--- PROMPT ---
Go through the records below and show every line with the string "title".

Dataset entries:
Start of Block
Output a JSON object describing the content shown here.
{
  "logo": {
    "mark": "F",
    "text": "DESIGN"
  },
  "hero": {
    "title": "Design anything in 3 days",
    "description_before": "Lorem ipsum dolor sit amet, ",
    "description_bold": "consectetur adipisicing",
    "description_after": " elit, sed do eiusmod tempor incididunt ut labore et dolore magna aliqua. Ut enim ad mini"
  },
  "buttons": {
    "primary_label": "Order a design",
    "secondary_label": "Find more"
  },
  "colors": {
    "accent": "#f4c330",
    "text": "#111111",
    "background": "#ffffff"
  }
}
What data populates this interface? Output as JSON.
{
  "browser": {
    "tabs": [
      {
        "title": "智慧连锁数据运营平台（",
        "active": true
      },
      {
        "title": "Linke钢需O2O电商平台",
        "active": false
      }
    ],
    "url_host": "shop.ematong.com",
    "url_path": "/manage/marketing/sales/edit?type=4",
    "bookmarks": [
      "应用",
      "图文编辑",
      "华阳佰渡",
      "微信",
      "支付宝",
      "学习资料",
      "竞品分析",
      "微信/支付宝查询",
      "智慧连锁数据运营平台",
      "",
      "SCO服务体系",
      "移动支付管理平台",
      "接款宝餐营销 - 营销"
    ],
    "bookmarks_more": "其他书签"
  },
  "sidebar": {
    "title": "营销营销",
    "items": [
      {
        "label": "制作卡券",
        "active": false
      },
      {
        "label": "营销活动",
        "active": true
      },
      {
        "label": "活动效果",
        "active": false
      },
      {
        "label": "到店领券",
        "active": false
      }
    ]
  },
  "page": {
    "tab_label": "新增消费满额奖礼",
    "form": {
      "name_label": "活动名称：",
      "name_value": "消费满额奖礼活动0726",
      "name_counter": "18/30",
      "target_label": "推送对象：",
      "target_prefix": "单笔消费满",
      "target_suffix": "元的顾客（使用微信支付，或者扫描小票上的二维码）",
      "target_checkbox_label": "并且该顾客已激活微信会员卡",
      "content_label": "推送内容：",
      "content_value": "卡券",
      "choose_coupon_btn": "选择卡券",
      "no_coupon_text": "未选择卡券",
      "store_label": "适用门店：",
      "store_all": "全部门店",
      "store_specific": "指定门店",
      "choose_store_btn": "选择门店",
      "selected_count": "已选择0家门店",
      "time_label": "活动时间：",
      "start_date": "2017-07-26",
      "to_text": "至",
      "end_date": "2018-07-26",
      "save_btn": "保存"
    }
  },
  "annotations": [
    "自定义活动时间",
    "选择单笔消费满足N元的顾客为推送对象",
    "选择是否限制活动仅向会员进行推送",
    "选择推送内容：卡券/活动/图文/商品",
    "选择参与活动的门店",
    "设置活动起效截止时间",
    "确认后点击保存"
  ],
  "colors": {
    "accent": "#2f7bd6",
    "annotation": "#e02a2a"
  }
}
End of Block
--- TASK OUTPUT ---
    "title": "Design anything in 3 days",
        "title": "智慧连锁数据运营平台（",
        "title": "Linke钢需O2O电商平台",
    "title": "营销营销",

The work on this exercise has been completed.